Foreclosed homes have been one of the stronger segments of the market in recent months, according to Guntermann. However, the price index in that segment declined 4 percent in August after five straight months of increases.

“The weakness in prices may mean there finally is insufficient demand to absorb the steady stream of foreclosures that enter the market each month. However, it is too early to tell if the decline is the start of a new trend or reflects just a temporary slowdown,”  Guntermann says. “The data also doesn’t provide a basis for optimism when it comes to non-foreclosure homes, which showed a 9 percent annual drop in August. That’s the segment of the market of interest to most homeowners either waiting to sell or just wanting to know when their equity will stop shrinking.”

Median home prices in the Valley have also fallen out of the $125,000-$135,000 range where they had been for almost a year. The preliminary median figure for August is just $122,000.

The preliminary median price of a townhouse/condominium in the Phoenix area for August was just $65,000, down from $77,100 in July.

“This is a continuation of a downward trend that began in June,”  Guntermann explains. “Townhouse/condo prices seem to periodically take a step down in price and then stabilize for several months before starting the next decline.”

On the commercial side of Phoenix-area real estate, the first two quarters of 2010 show somewhat of a leveling off. Guntermann says commercial prices peaked at an annual rate of 28 percent in the third quarter of 2006. The commercial index began to decline dramatically by the end of 2008, and the decline sped up throughout 2009.

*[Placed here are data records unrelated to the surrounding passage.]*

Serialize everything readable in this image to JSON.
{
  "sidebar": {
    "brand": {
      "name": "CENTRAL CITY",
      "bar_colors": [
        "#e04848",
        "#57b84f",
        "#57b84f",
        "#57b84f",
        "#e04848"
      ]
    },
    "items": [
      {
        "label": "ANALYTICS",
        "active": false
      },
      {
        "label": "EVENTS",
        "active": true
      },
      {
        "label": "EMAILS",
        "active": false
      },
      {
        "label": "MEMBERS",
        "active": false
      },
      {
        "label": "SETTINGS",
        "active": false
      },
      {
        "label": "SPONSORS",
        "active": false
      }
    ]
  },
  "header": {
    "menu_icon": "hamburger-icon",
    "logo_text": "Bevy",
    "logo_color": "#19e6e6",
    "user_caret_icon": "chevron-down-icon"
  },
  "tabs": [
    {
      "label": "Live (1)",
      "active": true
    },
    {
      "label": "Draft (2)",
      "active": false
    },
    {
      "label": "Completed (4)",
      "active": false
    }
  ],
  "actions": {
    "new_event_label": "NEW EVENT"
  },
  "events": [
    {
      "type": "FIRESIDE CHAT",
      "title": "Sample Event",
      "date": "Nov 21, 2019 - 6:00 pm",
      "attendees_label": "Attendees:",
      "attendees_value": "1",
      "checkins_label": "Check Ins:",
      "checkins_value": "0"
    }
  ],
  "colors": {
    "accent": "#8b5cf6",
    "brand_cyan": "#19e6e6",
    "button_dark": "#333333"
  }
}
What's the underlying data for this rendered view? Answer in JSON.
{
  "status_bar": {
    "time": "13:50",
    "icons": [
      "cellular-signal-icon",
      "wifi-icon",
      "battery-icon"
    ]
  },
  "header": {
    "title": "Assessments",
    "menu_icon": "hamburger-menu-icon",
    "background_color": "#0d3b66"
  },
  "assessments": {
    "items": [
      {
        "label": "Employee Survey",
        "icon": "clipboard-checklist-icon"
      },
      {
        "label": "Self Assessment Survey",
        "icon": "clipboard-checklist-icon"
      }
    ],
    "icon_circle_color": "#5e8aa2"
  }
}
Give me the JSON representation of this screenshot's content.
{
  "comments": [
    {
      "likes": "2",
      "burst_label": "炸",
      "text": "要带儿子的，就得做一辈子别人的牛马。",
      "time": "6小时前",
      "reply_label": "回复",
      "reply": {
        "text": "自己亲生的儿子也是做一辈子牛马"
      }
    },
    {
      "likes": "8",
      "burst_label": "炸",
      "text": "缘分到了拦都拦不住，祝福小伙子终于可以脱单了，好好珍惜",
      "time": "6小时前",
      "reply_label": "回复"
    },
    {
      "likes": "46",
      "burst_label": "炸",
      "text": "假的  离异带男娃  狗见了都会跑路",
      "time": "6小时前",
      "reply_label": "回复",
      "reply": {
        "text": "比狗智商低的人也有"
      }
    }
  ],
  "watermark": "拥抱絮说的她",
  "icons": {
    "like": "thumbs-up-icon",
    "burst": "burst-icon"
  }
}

“By the end of 2009, the annual decline reached 40 percent,”  Guntermann says. “Commercial prices in 2010 remain about 30 percent lower than the corresponding quarters in 2009, reflecting a market with significant problems. The good news is that the commercial market appears to be showing signs of stability rather than worsening declines.”

Both the commercial and residential indices are based on repeat sales, the most reliable way to estimate price changes in the real estate market. Repeat sales compare the prices of a single property against itself at different points in time, instead of comparing different homes and commercial properties with different quality factors.

The new ASU-RSI reports can be found at http://wpcarey.asu.edu/realestate/housing-market-reports.cfm and http://wpcarey.asu.edu/realestate/commercial-market-reports.cfm.